Letters from incarceration camps
When Japanese Americans were forcibly removed from their homes into federal incarceration camps in 1942, their banker J. Elmer Morrish made it his mission to support them in any way possible.
In the last half of the 1800s, Wells Fargo’s network of hundreds of agents would take care of a customer’s personal or commercial business by commission, setting off to pay a bill in person, file a deed, or even help make special purchases for hard-to-find fancy doorknobs, a saxophone instruction manual, or a large 34-star U.S. flag.

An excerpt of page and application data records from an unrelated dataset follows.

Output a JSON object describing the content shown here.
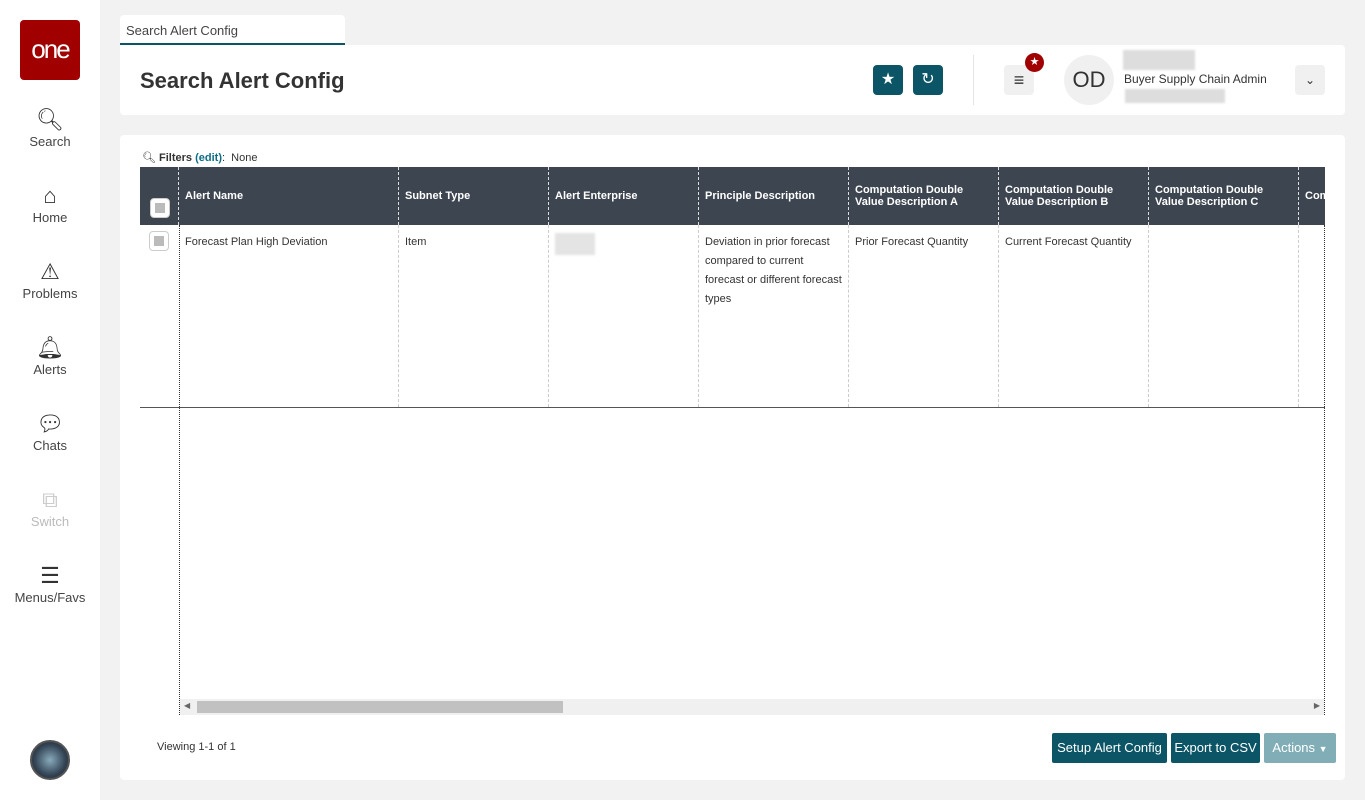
{
  "sidebar": {
    "logo": "one",
    "items": [
      {
        "label": "Search",
        "icon": "search-icon"
      },
      {
        "label": "Home",
        "icon": "home-icon"
      },
      {
        "label": "Problems",
        "icon": "warning-icon"
      },
      {
        "label": "Alerts",
        "icon": "bell-icon"
      },
      {
        "label": "Chats",
        "icon": "chat-icon"
      },
      {
        "label": "Switch",
        "icon": "switch-icon"
      },
      {
        "label": "Menus/Favs",
        "icon": "menu-icon"
      }
    ]
  },
  "tab": {
    "label": "Search Alert Config"
  },
  "header": {
    "title": "Search Alert Config",
    "user_initials": "OD",
    "user_role": "Buyer Supply Chain Admin"
  },
  "filters": {
    "label": "Filters",
    "edit": "(edit)",
    "value": "None"
  },
  "table": {
    "columns": [
      "Alert Name",
      "Subnet Type",
      "Alert Enterprise",
      "Principle Description",
      "Computation Double Value Description A",
      "Computation Double Value Description B",
      "Computation Double Value Description C",
      "Computation Double Value"
    ],
    "rows": [
      {
        "alert_name": "Forecast Plan High Deviation",
        "subnet_type": "Item",
        "alert_enterprise": "",
        "principle_description": "Deviation in prior forecast compared to current forecast or different forecast types",
        "desc_a": "Prior Forecast Quantity",
        "desc_b": "Current Forecast Quantity",
        "desc_c": "",
        "desc_d": ""
      }
    ]
  },
  "footer": {
    "viewing": "Viewing 1-1 of 1",
    "setup": "Setup Alert Config",
    "export": "Export to CSV",
    "actions": "Actions"
  }
}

Mifflin Wistar Gibbs lived a life of service and activism. As he fought to end slavery, served as a politician for change, and became a successful African American business owner in Gold Rush California, Wells Fargo was there to help in his pursuits.